Normandie 70 ans plus tard

As we commemorate the 70th anniversary of the D-Day landings in Normandy (6 June 1944), I’ve been reflecting on my visit to the region in 2012 and the continuing legacy of that fateful day. It was indeed an eerie experience walking on ground where thousands of soldiers had given their lives.

Gold Beach, near Arromanches-les-Bains, was one of the British landing zones. These days it seems to be a popular recreational beach, however reminders of its wartime role are ever-present. Remnants of the Mulberry Harbour built by the British to offload matériel lie scattered around Gold Beach.

Gold BeachMulberry Harbour, Gold BeachOmaha Beach, to the west, was one of the American landing zones. The terrain is steeper and more rugged, and it’s not hard to imagine how difficult it must’ve been for US forces landing here under enemy fire.

Omaha Beach

Omaha Beach fortificationCimetière américain de Colleville-sur-Mer (Normandy American Cemetery and Memorial) looks over the beach and is a sombre reminder of the costs of war.

Normandy American Cemetery and MemorialReflecting Pool, Normandy American Cemetery and Memorial The photos above are also on my Flickr photostream.

Amour fou

During my travels aboard RATP trains (Métro/RER) in Paris recently, I spotted the quaint notice below aboard a few of the trains. Somehow, I have a feeling that the poetry (and meaning) may be lost on the target audience… (And yes, the walls of the 1970s-designed MI 79 rolling stock are actually orange.)

RATP - Amour fou

Amour fou

Les chewing-gums sont de grands romantiques,
Ces coeurs d’artichauts s’attachment très vite.
Mais les pauvres, rarement aimés en retour,
Cherchent désespérément le grand amour
Alors que la promesse d’un amour fusionnel
Est là dans tous les couloirs: c’est la poubelle!

My translation:

Foolish love

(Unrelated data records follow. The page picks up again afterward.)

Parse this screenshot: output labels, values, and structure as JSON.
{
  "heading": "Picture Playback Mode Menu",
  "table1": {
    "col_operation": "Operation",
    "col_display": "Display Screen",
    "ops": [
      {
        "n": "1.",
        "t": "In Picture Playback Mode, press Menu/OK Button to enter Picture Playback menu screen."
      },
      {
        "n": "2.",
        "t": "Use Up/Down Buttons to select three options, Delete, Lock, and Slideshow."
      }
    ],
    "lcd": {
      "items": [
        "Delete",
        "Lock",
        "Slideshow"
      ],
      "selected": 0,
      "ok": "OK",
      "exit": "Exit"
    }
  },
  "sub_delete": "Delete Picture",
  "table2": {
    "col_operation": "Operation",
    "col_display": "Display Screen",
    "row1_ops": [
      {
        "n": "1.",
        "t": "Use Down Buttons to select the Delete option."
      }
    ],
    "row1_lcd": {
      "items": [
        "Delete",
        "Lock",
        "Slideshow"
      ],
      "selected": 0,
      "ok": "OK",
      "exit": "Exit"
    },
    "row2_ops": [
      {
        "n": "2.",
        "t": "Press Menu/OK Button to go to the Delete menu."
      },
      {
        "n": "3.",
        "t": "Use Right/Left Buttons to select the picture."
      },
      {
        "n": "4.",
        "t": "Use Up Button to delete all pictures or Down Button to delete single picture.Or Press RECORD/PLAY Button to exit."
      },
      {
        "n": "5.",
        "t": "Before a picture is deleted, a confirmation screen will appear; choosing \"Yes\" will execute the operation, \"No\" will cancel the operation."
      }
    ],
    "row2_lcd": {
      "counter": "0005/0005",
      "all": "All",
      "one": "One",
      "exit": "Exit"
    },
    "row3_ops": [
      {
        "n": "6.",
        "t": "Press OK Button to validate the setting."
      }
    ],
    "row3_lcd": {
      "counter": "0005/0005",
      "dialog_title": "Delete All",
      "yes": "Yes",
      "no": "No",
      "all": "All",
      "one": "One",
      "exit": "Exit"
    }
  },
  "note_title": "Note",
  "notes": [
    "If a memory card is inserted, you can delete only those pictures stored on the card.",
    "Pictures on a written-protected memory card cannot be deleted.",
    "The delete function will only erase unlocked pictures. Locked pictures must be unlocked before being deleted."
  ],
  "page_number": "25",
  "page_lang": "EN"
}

Chewing gums are great romantics,
These fickle lovers attach themselves very quickly.
But the poor things, rarely loved in return,
They search desperately for true love
Yet the promise of a love that binds
Is there in all the passageways: it’s in the bin!

Dysphasie en français

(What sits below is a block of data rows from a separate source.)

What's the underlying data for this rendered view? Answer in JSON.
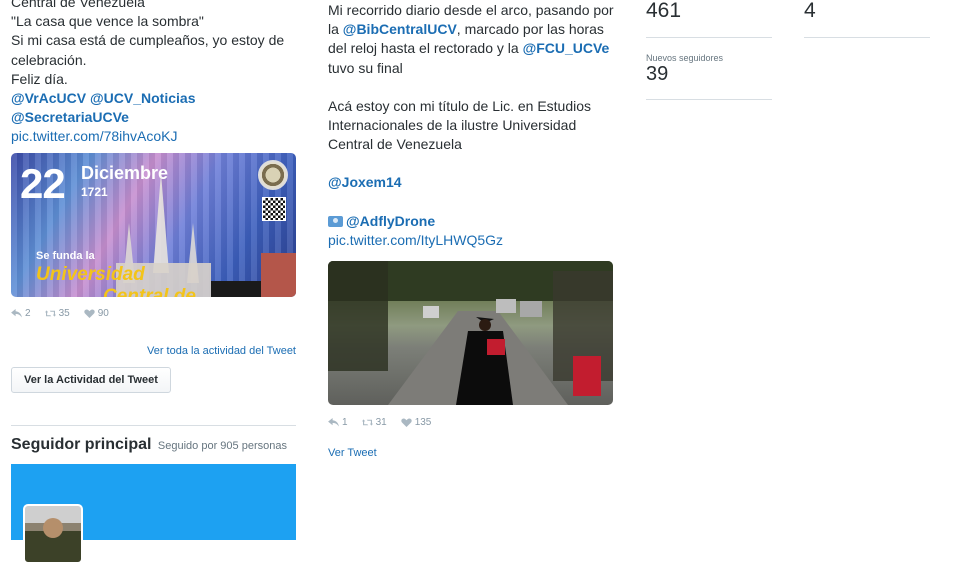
{
  "col1": {
    "tweet_lines": [
      "Central de Venezuela",
      "\"La casa que vence la sombra\"",
      "Si mi casa está de cumpleaños, yo estoy de celebración.",
      "Feliz día."
    ],
    "mentions_line1": [
      "@VrAcUCV",
      "@UCV_Noticias"
    ],
    "mention_line2": "@SecretariaUCVe",
    "pic_url": "pic.twitter.com/78ihvAcoKJ",
    "image": {
      "day": "22",
      "month": "Diciembre",
      "year": "1721",
      "caption_small": "Se funda la",
      "caption_big": "Universidad",
      "caption_cut": "Central de"
    },
    "actions": {
      "replies": "2",
      "retweets": "35",
      "likes": "90"
    },
    "activity_link": "Ver toda la actividad del Tweet",
    "activity_button": "Ver la Actividad del Tweet",
    "top_follower": {
      "title": "Seguidor principal",
      "followed_by": "Seguido por 905 personas"
    }
  },
  "col2": {
    "text_before_m1": "Mi recorrido diario desde el arco, pasando por la ",
    "mention1": "@BibCentralUCV",
    "text_after_m1": ", marcado por las horas del reloj hasta el rectorado y la ",
    "mention2": "@FCU_UCVe",
    "text_after_m2": " tuvo su final",
    "paragraph2": "Acá estoy con mi título de Lic. en Estudios Internacionales de la ilustre Universidad Central de Venezuela",
    "mention3": "@Joxem14",
    "mention4": "@AdflyDrone",
    "pic_url": "pic.twitter.com/ItyLHWQ5Gz",
    "actions": {
      "replies": "1",
      "retweets": "31",
      "likes": "135"
    },
    "view_tweet": "Ver Tweet"
  },
  "col3": {
    "stat_a_value": "461",
    "stat_b_value": "4",
    "stat_c_label": "Nuevos seguidores",
    "stat_c_value": "39"
  },
  "icons": [
    "reply-icon",
    "retweet-icon",
    "heart-icon",
    "camera-icon"
  ],
  "colors": {
    "link": "#1b6db3",
    "text": "#292f33",
    "muted": "#8899a6",
    "banner": "#1da1f2"
  }
}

The hospital I work at has an arrangement with the New Caledonian private health fund Caisse de Compensation des Prestations Familiales des Accident du Travail et de Prévoyance Familiales des Travailleurs de la Nouvelle-Caledonie et Dépendances (CAFAT), which means that we regularly have French-speaking patients under our care – many of whom have little command of English.

Recently, I needed to check whether one of our CAFAT patients had any more of her own supply of gabapentin. Having established that she didn’t understand any English, I was forced to deploy my very rudimentary French…

Me: Bonjour madame, je suis le pharmacien… Avez-vous plus de la gabapentine?
Pt: Looks at me blankly. Pharmacien?
Me: Oui. Avez-vous plus de la gabapentine?
Pt: Matin et soir… « unintelligible »
I try a different tack and show her the tablets remaining in her medication drawer.
Me: Voici deux comprimés de la gabapentine. Avez-vous plus?
Pt: Un le matin… « unintelligible »
Me: Oui, mais avez-vous plus de comprimés? Plus?
Pt: « unintelligible »
At this point I give up…
Me: Ok, merci.

I later noted that the reason for admission was a central nervous system (CNS) lesion. At this point I realised that she probably had dysphasia secondary to the CNS lesion… so perhaps it wasn’t (just) my bad French!